### What is being asked
The answer should be each line from the entries below that has the word "Middle" in it.
· · ·
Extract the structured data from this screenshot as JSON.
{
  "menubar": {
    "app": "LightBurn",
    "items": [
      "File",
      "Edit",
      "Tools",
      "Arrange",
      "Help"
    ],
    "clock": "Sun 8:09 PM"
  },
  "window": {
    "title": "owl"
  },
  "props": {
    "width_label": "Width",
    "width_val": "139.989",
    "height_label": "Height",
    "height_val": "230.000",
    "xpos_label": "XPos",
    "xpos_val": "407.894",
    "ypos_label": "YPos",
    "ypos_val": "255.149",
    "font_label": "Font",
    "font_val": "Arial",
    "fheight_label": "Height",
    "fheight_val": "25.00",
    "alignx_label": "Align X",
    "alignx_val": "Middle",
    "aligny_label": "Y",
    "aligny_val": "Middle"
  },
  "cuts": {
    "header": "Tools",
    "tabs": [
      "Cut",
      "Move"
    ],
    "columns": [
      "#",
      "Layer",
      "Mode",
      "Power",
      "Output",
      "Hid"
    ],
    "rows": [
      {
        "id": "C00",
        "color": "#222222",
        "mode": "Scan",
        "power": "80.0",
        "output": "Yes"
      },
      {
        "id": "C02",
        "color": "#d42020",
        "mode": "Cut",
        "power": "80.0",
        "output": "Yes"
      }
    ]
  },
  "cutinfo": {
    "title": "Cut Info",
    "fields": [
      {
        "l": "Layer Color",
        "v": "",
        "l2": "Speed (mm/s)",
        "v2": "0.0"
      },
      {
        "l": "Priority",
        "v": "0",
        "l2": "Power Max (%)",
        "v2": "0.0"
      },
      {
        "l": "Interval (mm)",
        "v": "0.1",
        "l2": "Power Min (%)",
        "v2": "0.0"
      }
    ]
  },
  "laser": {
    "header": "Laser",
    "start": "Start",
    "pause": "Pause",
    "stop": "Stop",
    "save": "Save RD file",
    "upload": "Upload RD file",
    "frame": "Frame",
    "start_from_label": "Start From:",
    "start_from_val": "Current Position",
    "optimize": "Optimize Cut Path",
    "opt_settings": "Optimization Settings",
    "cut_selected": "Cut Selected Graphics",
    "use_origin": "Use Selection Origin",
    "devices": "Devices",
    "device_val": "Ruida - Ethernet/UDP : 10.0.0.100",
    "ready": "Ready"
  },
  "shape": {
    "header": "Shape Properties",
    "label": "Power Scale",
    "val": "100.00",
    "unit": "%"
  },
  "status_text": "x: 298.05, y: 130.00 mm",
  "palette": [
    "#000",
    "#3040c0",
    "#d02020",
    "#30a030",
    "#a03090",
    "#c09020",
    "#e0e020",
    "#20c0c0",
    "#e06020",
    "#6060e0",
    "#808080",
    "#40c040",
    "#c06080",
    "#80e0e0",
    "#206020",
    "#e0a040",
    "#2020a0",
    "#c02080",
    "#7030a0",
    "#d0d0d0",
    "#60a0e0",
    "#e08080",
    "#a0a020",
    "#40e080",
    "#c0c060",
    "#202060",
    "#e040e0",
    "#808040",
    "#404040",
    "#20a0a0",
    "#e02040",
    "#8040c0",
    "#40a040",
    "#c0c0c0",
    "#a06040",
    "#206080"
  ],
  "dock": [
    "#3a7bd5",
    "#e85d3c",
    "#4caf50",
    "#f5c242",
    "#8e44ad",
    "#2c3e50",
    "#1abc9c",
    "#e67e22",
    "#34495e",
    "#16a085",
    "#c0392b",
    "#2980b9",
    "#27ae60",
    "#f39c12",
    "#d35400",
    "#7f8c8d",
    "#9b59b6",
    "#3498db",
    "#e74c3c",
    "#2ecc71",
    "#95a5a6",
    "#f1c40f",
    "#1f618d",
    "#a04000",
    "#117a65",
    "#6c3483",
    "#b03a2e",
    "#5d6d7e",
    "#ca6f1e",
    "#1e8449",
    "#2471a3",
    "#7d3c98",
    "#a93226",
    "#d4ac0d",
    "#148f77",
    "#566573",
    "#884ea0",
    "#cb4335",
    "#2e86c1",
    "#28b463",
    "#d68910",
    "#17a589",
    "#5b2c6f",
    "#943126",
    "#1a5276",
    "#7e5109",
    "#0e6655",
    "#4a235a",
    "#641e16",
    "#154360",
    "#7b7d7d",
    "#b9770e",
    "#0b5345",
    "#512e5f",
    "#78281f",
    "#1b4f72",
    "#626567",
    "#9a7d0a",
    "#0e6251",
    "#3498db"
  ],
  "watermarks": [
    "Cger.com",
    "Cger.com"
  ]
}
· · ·
### Output
    "alignx_val": "Middle",
    "aligny_val": "Middle"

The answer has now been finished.